Tony Equale's blog tries to answer that question. For Equale heaven has little to do with the pearly gates. At the same time, however, he helps us understand more starkly what entering God's space after death might really entail.

To begin with, Equale says, we must admit our ignorance. We have little idea about heaven or what happens after death. It's all speculation. Even Jesus himself said precious little about the afterlife, much less about the specifics of a heaven. In any case, anything the Bible might have to say about the afterlife is expressed in religious language which is of necessity highly metaphorical.   It gestures towards something else.

What we do know about Jesus is that his own understanding of death was shaped by his belief in God's universal love. He had absolute trust in God as a loving Father. Jesus believed that God's unfailing trustworthiness took away the "sting" of death, so that dying became irrelevant; whatever was to happen could be trusted as the best outcome possible. As a result, death had no dominion over him.     

- Advertisement -

Moreover the heroism of Jesus' witness was to actually "prove" his claims about God by staking everything on them. Here we're not talking about a rationalistic proof, but about something existential. In effect Jesus said, "Do you want me to prove I'm right? O.K. then, I will." So he courted death by doing the things God's love demands (siding with the poor and oppressed) -- a choice that usually brings assassination to any prophet. That was his proof. "You see," he insisted, "God can be trusted; death is irrelevant in the face of God's love." A way of putting that metaphorically is to say that Jesus rose from the dead.

According to Equale, belief in resurrection in those terms -- in terms of real flesh and blood people choosing to risk their lives because they trust God's love -- mostly unraveled within a few generations of Jesus' execution.   Its place was taken by a mixture of Roman and Egyptian ideas about disembodied souls in a "Blue Sky" heaven familiar to three year olds, to Dante, Raphael, and Michelangelo.

According to Equale, where does that leave us? With one choice only, he says -- either to trust or not to trust the source of our existence, which Jesus claimed is absolutely loving.   However, even if we make the choice to trust, the reality of God's love might not be as we want it to be. Tony writes:

Next Page  1  |  2

 

- Advertisement -

Well Said 5   Valuable 5   Interesting 3  
View Ratings | Rate It

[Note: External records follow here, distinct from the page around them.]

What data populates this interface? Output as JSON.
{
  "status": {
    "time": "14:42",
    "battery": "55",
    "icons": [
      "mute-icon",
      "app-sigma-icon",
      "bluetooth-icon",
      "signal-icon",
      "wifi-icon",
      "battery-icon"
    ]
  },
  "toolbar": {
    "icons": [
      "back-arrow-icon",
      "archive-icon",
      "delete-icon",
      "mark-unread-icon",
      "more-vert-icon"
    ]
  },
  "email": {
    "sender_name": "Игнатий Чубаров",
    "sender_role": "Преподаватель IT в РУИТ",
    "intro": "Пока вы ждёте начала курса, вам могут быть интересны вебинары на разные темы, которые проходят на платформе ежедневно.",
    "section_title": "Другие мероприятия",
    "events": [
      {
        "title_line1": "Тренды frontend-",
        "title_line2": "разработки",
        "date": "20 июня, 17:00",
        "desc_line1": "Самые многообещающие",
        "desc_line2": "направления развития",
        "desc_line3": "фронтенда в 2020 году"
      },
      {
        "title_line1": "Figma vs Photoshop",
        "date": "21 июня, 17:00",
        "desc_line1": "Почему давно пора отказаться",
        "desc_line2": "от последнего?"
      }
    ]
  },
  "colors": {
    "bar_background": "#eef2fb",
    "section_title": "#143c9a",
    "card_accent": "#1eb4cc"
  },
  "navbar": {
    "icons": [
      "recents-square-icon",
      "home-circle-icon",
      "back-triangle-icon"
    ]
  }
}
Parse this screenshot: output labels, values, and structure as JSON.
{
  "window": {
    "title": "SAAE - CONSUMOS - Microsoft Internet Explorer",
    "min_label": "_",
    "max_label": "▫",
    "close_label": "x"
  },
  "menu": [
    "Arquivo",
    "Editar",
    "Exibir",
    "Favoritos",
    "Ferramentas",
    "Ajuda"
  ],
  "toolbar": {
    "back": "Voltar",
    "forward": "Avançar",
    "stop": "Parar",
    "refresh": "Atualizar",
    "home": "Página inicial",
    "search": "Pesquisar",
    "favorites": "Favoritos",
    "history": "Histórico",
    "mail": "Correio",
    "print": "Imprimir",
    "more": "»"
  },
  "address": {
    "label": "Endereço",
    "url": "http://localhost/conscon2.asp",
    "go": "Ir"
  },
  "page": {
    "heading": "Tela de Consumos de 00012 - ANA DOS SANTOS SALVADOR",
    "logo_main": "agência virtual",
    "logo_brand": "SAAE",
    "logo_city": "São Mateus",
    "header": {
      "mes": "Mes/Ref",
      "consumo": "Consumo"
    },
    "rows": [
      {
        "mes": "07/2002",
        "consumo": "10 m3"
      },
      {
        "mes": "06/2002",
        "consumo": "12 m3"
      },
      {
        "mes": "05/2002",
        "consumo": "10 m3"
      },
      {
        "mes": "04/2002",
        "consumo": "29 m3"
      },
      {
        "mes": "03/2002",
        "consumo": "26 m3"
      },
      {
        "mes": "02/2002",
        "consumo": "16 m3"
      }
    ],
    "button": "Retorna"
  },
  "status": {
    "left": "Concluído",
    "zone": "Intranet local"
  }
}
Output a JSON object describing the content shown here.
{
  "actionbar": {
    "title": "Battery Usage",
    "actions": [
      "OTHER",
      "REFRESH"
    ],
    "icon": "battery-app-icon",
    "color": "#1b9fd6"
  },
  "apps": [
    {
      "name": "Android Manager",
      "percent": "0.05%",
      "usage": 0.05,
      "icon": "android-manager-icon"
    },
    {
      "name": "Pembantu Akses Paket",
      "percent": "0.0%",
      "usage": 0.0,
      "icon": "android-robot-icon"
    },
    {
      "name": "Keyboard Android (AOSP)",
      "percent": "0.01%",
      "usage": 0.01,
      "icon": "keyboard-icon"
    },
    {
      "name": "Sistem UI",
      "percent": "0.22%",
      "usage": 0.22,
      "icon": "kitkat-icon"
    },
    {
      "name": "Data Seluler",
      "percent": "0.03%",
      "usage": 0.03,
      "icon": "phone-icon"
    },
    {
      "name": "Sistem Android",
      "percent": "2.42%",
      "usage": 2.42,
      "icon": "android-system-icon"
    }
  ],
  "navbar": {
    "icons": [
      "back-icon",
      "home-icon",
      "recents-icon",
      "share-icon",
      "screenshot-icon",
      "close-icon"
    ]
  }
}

Mike Rivage-Seul is a liberation theologian and former Roman Catholic priest. Recently retired, he taught at Berea College in Kentucky for 36 years where he directed Berea's Peace and Social Justice Studies Program.Mike blogs (more...)
 

Share on Google Plus Submit to Twitter Add this Page to Facebook! Share on LinkedIn Pin It! Add this Page to Fark! Submit to Reddit Submit to Stumble Upon



Go To Commenting
/* The Petition Site */
The views expressed in this article are the sole responsibility of the author and do not necessarily reflect those of this website or its editors.

Writers Guidelines

Contact AuthorContact Author Contact EditorContact Editor Author PageView Authors' Articles
Related Topic(s): ; , Add Tags
- Advertisement -

Most Popular Articles by this Author:     (View All Most Popular Articles by this Author)

Sunday Homily: Pope Francis to Women: The Next Pope Should Be One of You!

The Case for and Intimate Relationship between Jesus and Mary Magdalene

"Cloud Atlas": A Film for the Ages (But perhaps not for ours)

Muhammad as Liberationist Prophet (Pt. 2 of 4 on Islam as Liberation Theology)

What You Don't Know About Cuba Tells You About YOUR Future

Sunday Homily: Pope Francis' New Song -- Seven Things You May Have Missed in 'The Joy of the Gospel'